Make no mistake wine is at the center of Stephane and Andrea Baldi’s vision of Hume Vineyards.
Just after their opening, co-owner Stephane told the Fauquier Times Democrat “Our focus is on having the whole, intimate experience where when you come to the winery you meet the owners, the winemakers, the folks who really do it all and learn about our wine. Basically, we have a vision that this is a place where people can relax.”
Located just 15 minutes from I-66 (Markham exit) in Faquier County, Hume Vineyards is situated among the rolling hills of Virginia’s horse country. Dedicated to focusing on smaller production (currently 500 cases) Hume Vineyards seeks to become a premier boutique winery.
With currently five acres under vine (Merlot, Viognier, Petit Verdot and Chambourcin), they have plans to eventually expand to eleven acres with new plantings of Sauvignon Blanc, Grenache, Cabernet Franc and Cabernet Sauvignon.
While not limiting their production to exclusively estate grown fruit, the Baldis are limiting the number of vineyards they plan to purchase fruit to just one Loudoun County wine grower.
Hume Vineyards is quickly making its brand known with bold style, great graphics and welcoming tasting experience. Clearly, this is a winery to watch in the coming years.
Posted in WInery Profile
Virginia’s George Washington’s Birthplace American Viticultural Area (AVA) is located between the Potomac and York rivers, with the Chesapeake Bay to the east. The verdant land of these peninsulas provides sandy loam soil and a temperate climate year round.

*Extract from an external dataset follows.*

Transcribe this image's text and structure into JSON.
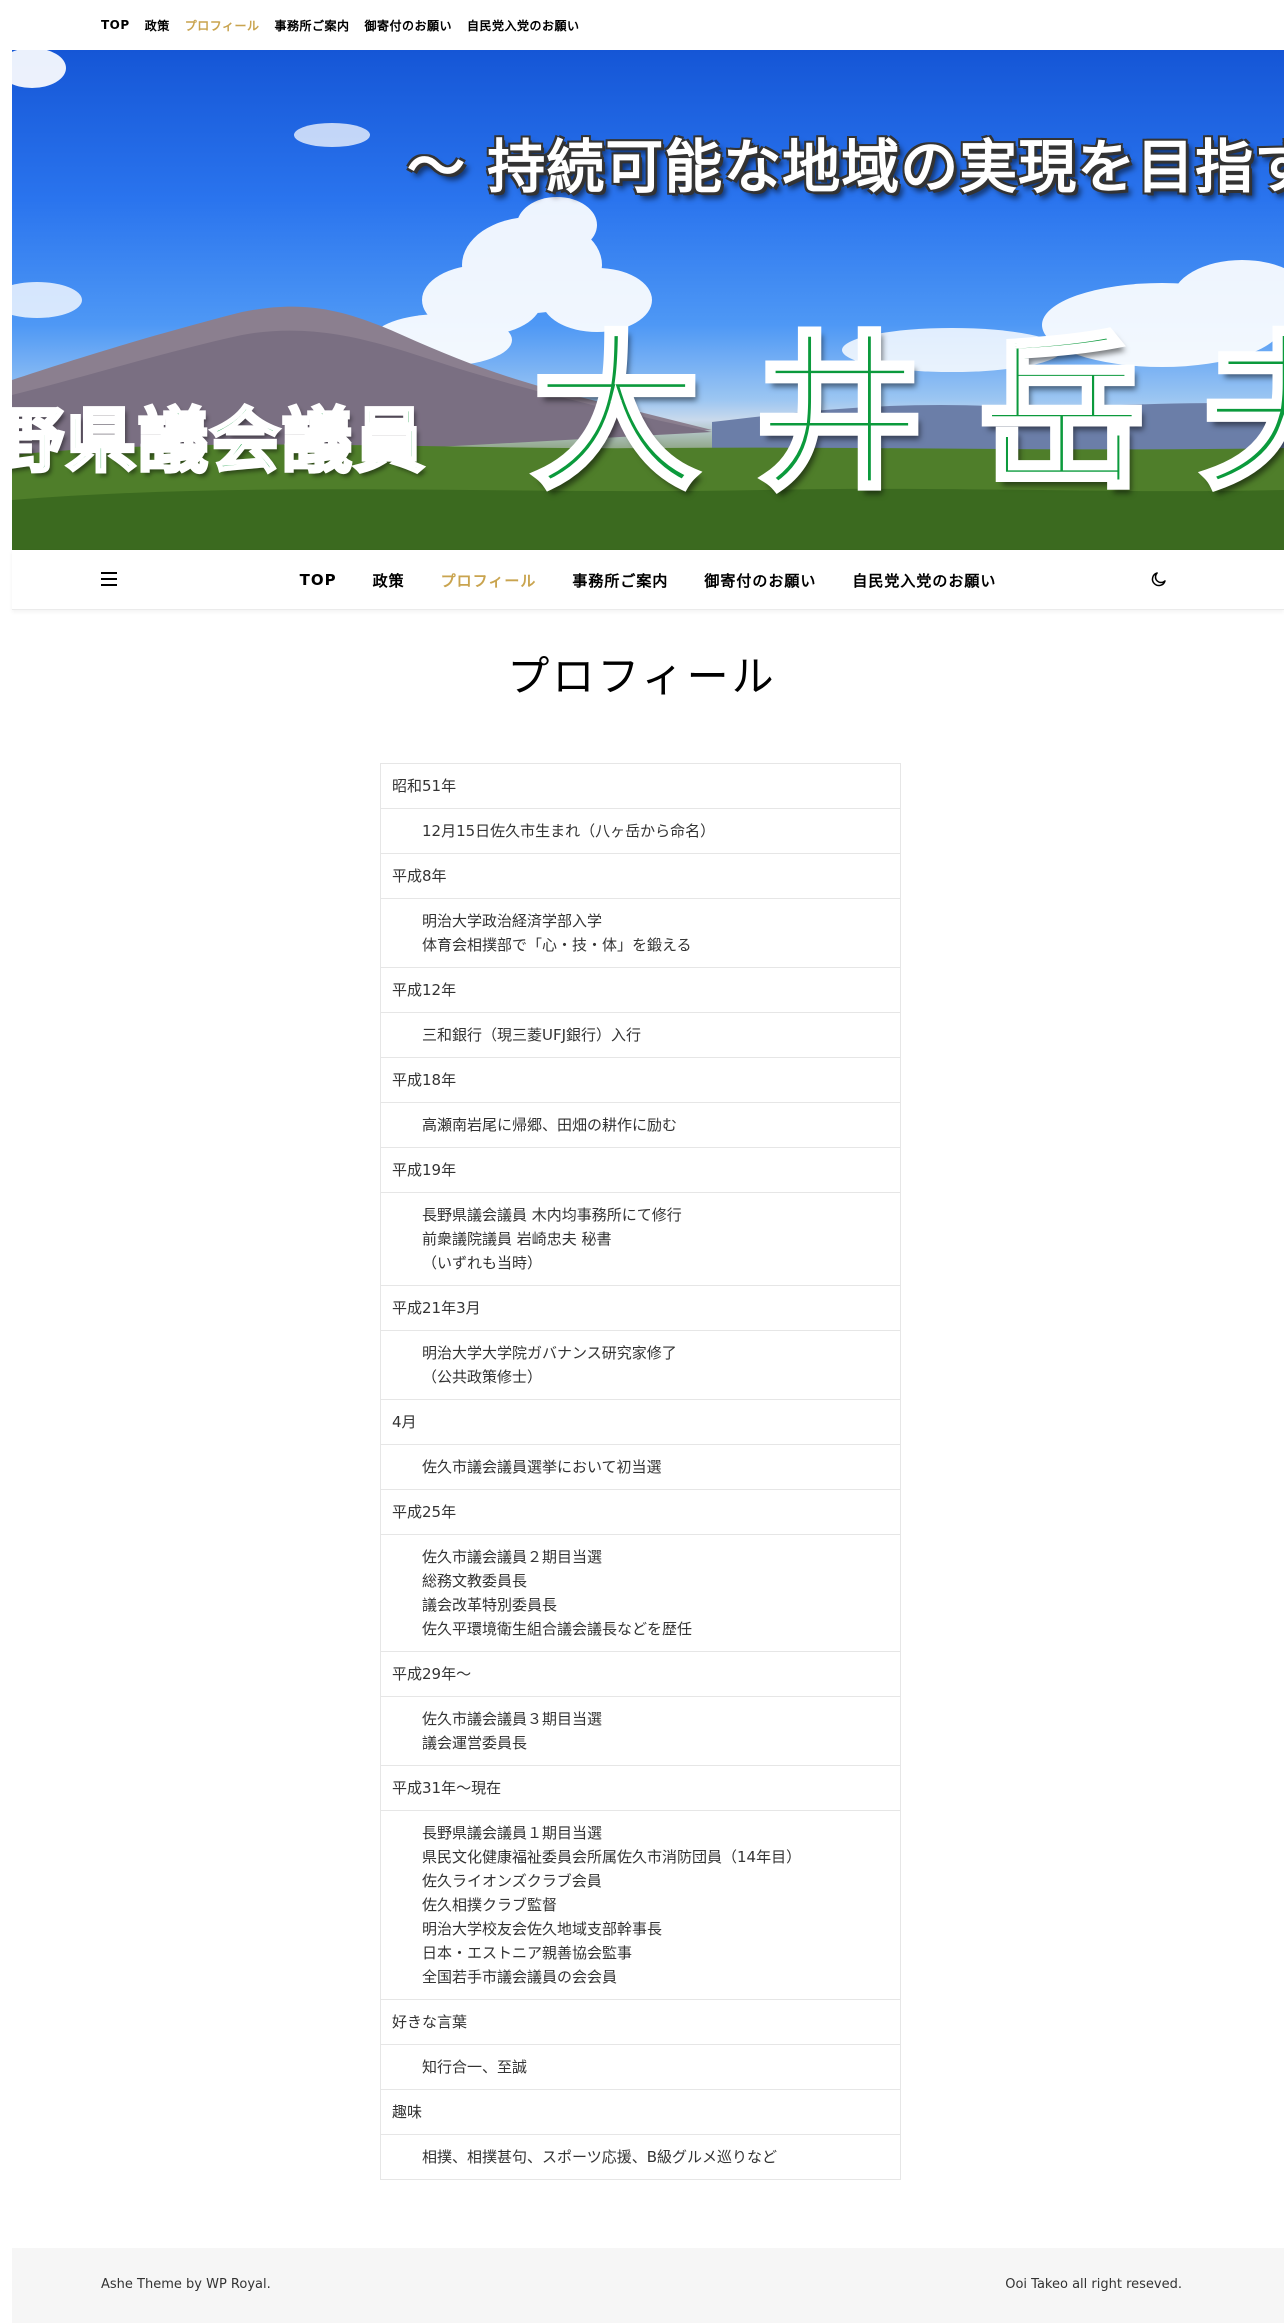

In 2000 Stephen and Cynthia Madey purchased historic “Buena Vista” farm in Westmoreland County on the Northern Neck and proceeded to spend the next eight years renovating the main house and farm buildings.

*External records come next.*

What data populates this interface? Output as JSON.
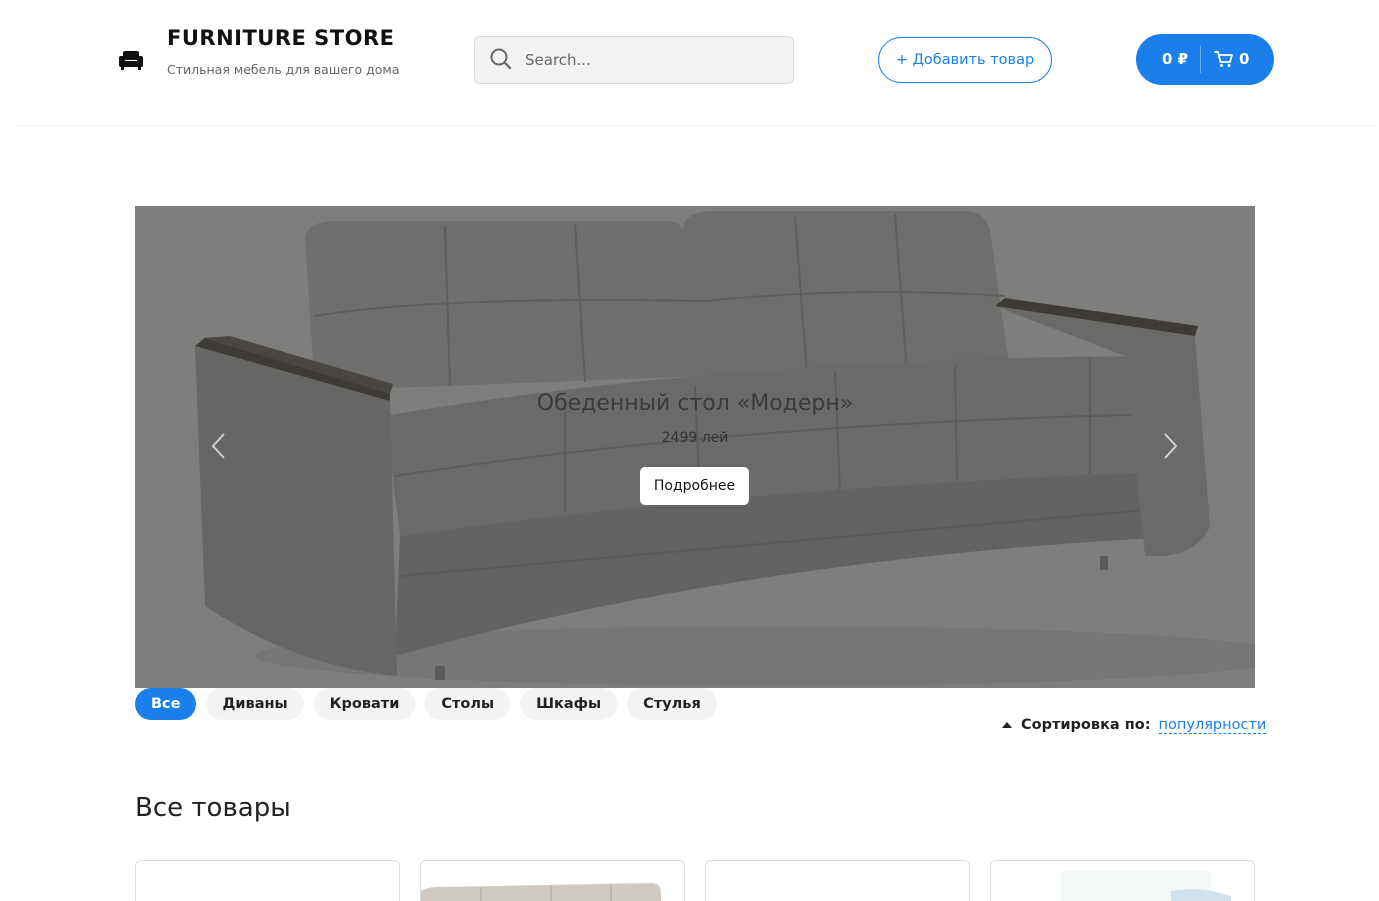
{
  "header": {
    "brand_title": "FURNITURE STORE",
    "brand_subtitle": "Стильная мебель для вашего дома",
    "logo_icon": "armchair-icon",
    "search": {
      "placeholder": "Search...",
      "value": "",
      "icon": "search-icon"
    },
    "add_product_label": "+ Добавить товар",
    "cart": {
      "total": "0 ₽",
      "count": "0",
      "icon": "cart-icon"
    }
  },
  "hero": {
    "title": "Обеденный стол «Модерн»",
    "price": "2499 лей",
    "button_label": "Подробнее",
    "prev_icon": "chevron-left-icon",
    "next_icon": "chevron-right-icon"
  },
  "categories": [
    {
      "label": "Все",
      "active": true
    },
    {
      "label": "Диваны",
      "active": false
    },
    {
      "label": "Кровати",
      "active": false
    },
    {
      "label": "Столы",
      "active": false
    },
    {
      "label": "Шкафы",
      "active": false
    },
    {
      "label": "Стулья",
      "active": false
    }
  ],
  "sort": {
    "label": "Сортировка по:",
    "value": "популярности"
  },
  "products_section": {
    "title": "Все товары"
  },
  "colors": {
    "accent": "#1a7fe8",
    "hero_overlay": "#7e7e7d"
  }
}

Working with Virginia vineyard consultant Lucie Morton, the Madeys planted five acres of Cabernet Franc, Chardonel, Petit Verdot, Merlot and Muscat.
By 2007, the vineyards were producing quality fruit that other wineries purchased. The resultant wines were quite good leading Steve to decide to open his own winery and Hague Winery was born.
The wines are crafted by Virginia Viticultural Veteran Michael Shaps at his custom crush facility. While shipping freshly picked fruit in refrigerated trucks from the vineyard to Shaps’ Charlottesville processing center presents a logistical challenge, the award winning expertise is worth the effort.
The tasting room is housed in a former barn overlooking the manor home, outbuildings, vineyards and surrounding farmland. Tasting the wines of the Hague Winery one is surrounded by the very land, and history, that you can taste in the glass.
Located in the Monticello Appellation just off of Route 20 between Charlottesville and the wineries of Orange County, Burnley Vineyards is a family operation with deep roots in the Virginia wine industry. Founded in 1976, Burnley is one of the oldest Vineyards in the Monticello Viticultural Area.
Burnley has 32 acres of the estate planted to grapes including: Chardonnay, Cabernet Sauvignon, Cabernet Dora, Riesling, Chambourcin, Vidal and Norton.
2012 Burnley Vineyards Virginia Riesling
Medium amber in the glass this wine presents with a nose of butterscotch with a touch of honey. The attack is soft with elements of vanilla and roasted pine nuts. The midpalate expands to expose honeysuckle, rose pedals and floral notes. The finish, while brief, is satisfying with hints of orange blossom and honey throughout.
Pairing options include grilled salmon, artichoke hearts, or a Greek salad.